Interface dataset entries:
========

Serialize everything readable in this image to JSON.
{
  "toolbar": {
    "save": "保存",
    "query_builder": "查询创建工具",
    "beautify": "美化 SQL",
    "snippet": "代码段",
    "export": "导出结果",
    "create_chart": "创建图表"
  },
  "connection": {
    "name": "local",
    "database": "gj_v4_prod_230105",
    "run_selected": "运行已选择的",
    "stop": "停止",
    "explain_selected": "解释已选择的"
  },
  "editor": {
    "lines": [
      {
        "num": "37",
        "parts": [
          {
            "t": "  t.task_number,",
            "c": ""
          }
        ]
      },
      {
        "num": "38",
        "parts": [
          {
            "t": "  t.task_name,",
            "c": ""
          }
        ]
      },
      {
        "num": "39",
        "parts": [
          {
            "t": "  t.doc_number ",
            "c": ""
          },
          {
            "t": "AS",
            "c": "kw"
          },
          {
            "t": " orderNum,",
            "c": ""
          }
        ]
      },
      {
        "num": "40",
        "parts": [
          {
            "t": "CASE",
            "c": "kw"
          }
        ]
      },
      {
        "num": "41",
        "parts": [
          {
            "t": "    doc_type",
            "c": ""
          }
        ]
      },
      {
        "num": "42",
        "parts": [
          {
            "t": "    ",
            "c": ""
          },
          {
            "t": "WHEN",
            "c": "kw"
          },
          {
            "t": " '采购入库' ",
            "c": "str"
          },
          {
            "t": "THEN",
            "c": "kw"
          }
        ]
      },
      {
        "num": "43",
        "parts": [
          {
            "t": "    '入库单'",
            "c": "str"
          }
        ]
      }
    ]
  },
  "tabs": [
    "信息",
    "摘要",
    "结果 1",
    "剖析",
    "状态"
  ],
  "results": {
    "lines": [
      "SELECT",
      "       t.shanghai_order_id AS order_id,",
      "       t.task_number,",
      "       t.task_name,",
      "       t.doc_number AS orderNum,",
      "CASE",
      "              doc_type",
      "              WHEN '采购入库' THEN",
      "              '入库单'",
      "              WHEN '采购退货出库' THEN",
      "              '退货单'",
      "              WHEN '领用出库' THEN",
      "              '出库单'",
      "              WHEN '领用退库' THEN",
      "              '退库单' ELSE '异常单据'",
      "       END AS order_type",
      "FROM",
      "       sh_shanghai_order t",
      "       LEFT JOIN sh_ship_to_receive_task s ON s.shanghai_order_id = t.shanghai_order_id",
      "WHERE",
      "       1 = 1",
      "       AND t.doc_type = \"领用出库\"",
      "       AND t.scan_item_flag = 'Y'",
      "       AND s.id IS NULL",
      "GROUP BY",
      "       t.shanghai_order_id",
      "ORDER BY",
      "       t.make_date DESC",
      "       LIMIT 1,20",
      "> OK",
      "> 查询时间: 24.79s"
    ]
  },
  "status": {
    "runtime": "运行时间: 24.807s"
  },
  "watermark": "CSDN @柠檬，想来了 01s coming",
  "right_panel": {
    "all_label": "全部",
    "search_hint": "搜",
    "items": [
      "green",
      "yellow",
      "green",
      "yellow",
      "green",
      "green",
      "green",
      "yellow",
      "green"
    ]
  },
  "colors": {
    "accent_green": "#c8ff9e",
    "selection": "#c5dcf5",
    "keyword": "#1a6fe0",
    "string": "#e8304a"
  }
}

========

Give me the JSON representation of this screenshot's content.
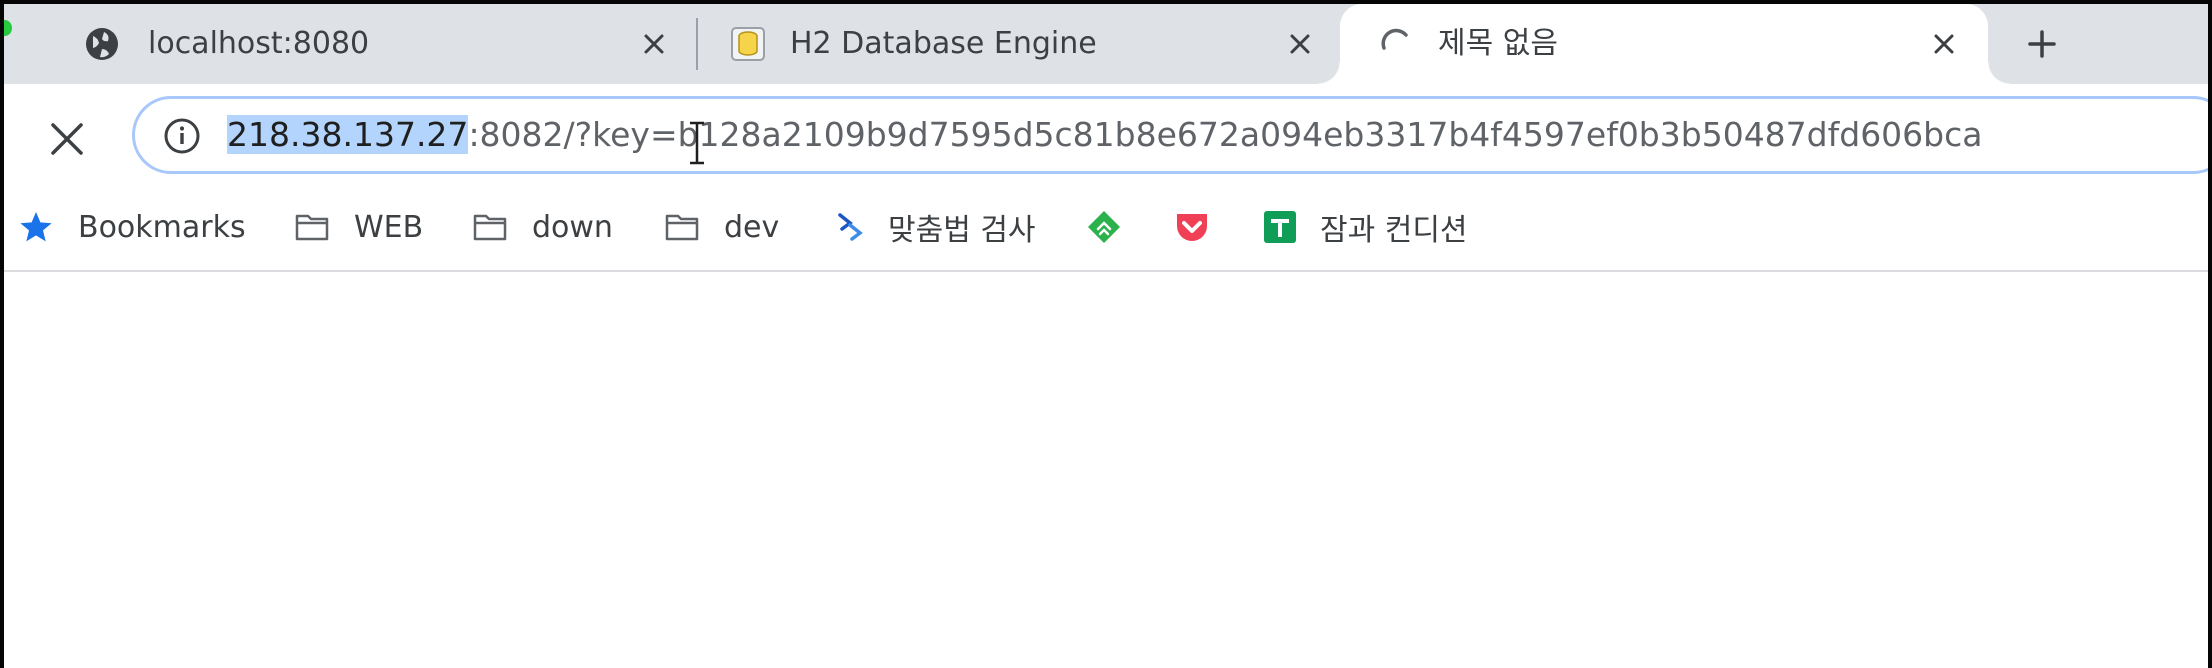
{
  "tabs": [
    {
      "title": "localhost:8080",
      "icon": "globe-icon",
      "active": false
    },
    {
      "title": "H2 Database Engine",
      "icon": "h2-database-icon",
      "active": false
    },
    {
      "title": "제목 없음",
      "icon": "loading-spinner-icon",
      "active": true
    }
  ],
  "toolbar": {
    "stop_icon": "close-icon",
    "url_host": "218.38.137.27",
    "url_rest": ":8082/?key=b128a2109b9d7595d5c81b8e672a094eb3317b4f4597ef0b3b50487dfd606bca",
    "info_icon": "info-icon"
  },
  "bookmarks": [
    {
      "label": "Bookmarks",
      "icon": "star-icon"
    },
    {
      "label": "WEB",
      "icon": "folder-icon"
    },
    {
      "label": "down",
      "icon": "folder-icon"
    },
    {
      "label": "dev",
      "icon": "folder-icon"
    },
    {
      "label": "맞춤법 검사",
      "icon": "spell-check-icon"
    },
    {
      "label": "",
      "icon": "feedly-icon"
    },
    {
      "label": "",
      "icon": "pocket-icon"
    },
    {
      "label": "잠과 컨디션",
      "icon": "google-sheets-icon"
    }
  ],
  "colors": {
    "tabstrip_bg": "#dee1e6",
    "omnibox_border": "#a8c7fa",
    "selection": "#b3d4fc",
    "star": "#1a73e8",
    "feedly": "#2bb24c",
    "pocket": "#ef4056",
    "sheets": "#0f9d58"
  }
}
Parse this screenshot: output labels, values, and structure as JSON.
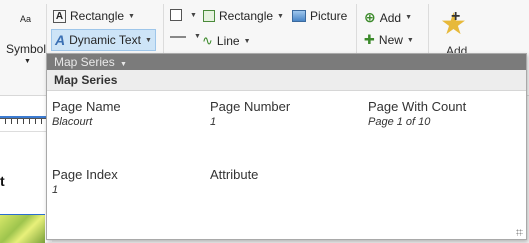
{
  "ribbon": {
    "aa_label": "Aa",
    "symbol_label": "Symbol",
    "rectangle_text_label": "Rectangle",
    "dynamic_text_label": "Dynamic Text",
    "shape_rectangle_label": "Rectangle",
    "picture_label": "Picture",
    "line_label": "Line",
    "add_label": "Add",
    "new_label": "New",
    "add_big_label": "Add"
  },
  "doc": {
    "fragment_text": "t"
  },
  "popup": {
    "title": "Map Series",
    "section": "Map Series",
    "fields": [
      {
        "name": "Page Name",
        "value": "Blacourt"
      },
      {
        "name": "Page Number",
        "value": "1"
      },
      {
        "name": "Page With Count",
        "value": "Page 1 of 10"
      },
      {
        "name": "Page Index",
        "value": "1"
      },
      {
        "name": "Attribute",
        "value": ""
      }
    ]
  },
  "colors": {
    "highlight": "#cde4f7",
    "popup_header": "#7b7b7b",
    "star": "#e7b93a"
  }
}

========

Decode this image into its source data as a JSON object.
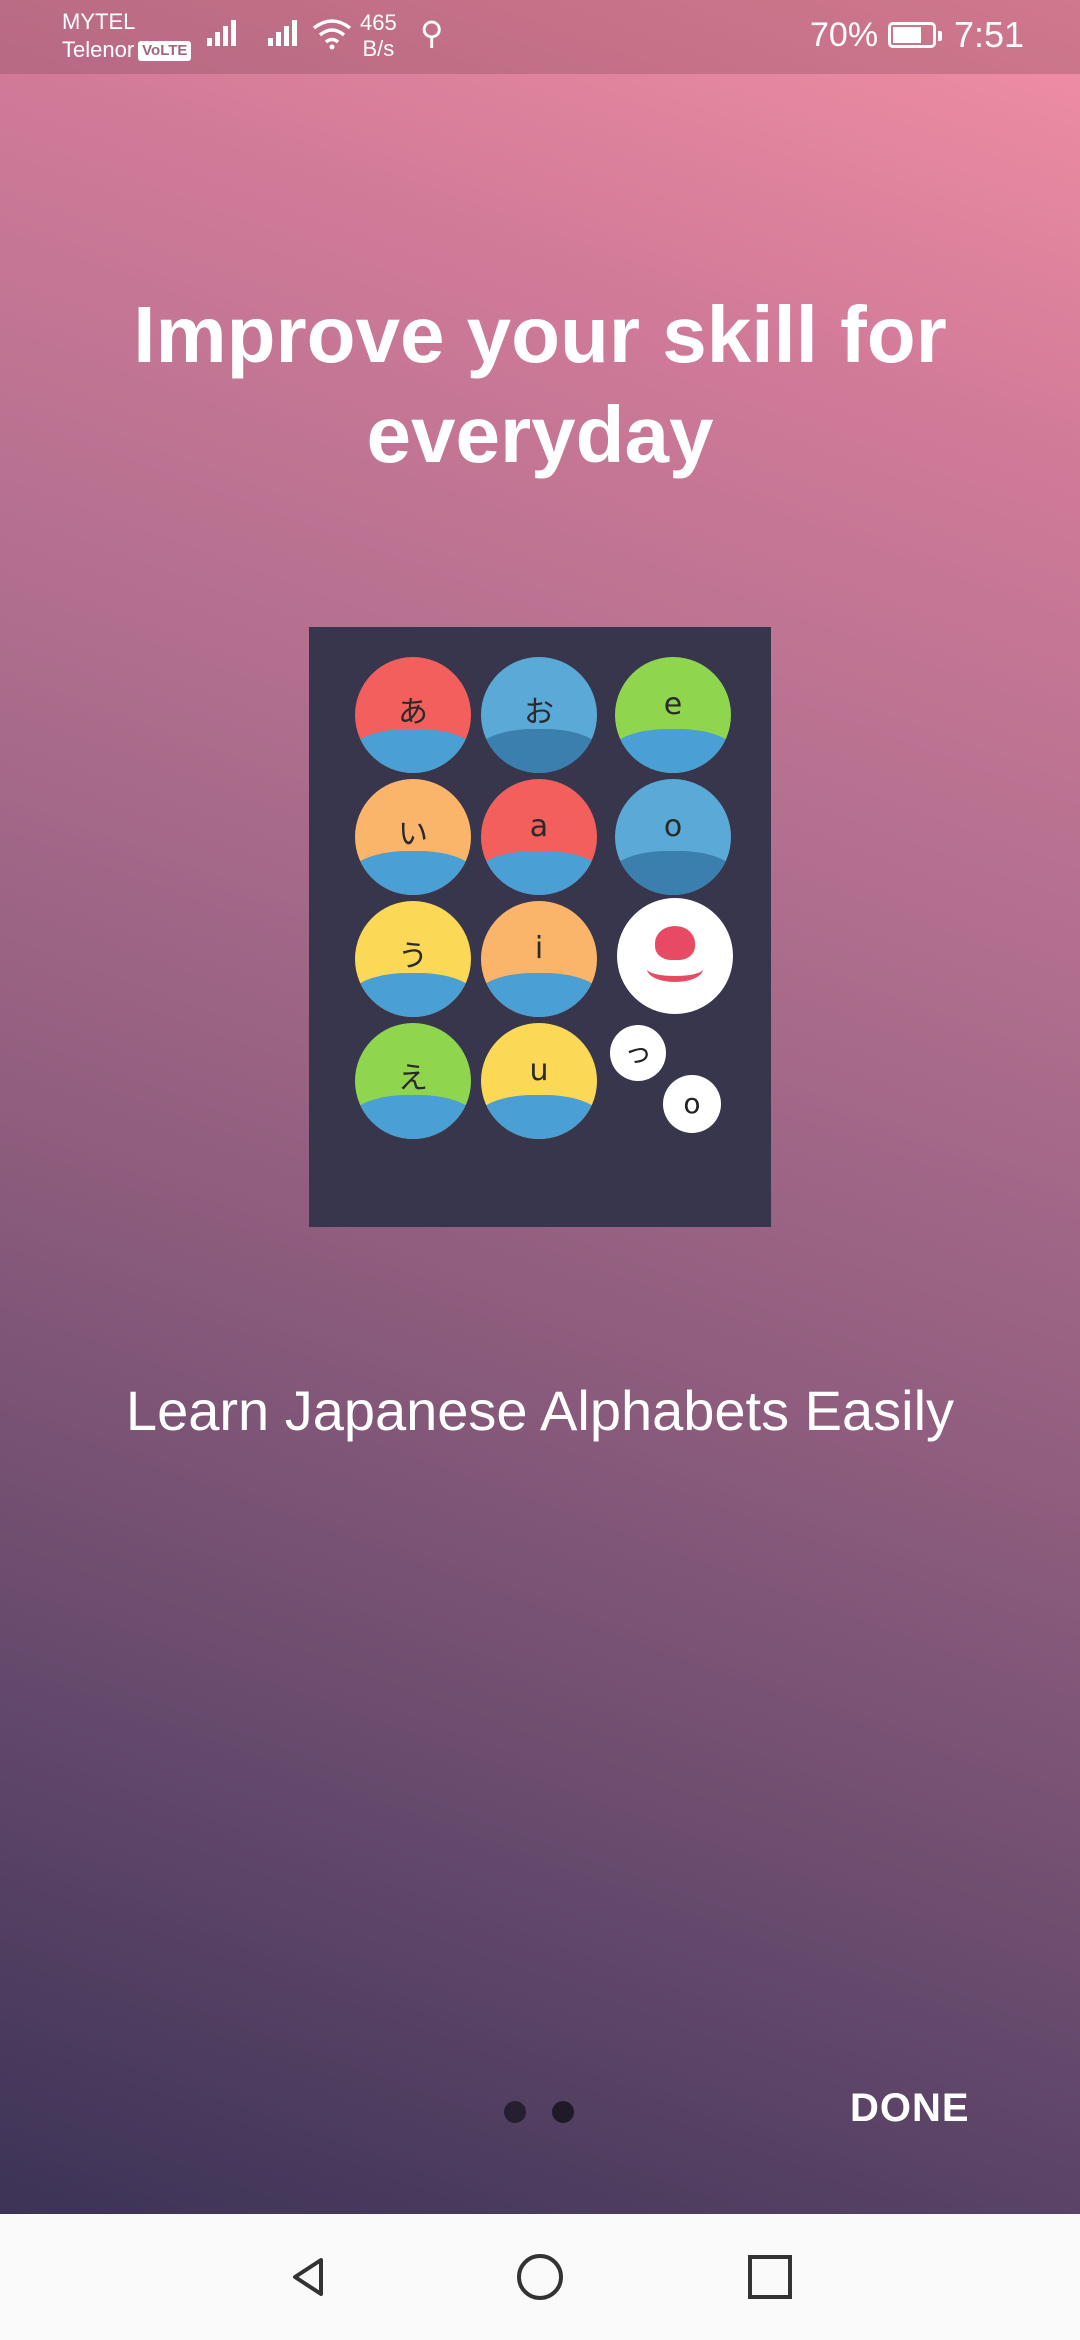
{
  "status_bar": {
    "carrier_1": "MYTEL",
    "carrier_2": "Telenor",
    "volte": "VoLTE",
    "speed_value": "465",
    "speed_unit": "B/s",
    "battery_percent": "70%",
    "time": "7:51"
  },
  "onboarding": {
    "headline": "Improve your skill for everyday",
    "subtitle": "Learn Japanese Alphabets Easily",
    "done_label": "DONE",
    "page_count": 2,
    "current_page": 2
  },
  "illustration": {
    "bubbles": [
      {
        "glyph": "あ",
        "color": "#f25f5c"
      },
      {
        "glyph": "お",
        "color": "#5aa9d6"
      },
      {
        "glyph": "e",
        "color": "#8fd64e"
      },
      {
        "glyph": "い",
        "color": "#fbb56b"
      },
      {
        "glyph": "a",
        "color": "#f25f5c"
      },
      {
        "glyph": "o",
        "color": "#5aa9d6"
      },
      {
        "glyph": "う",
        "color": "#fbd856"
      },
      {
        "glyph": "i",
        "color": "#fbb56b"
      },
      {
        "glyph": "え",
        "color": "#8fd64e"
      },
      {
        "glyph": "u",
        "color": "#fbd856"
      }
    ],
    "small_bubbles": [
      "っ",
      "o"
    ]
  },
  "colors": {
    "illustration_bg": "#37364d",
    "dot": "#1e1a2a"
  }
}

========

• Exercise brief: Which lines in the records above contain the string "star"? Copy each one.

• Solution for this problem:
      "icon": "star-icon"
    "star": "#1a73e8",
    "star": "#e7b93a"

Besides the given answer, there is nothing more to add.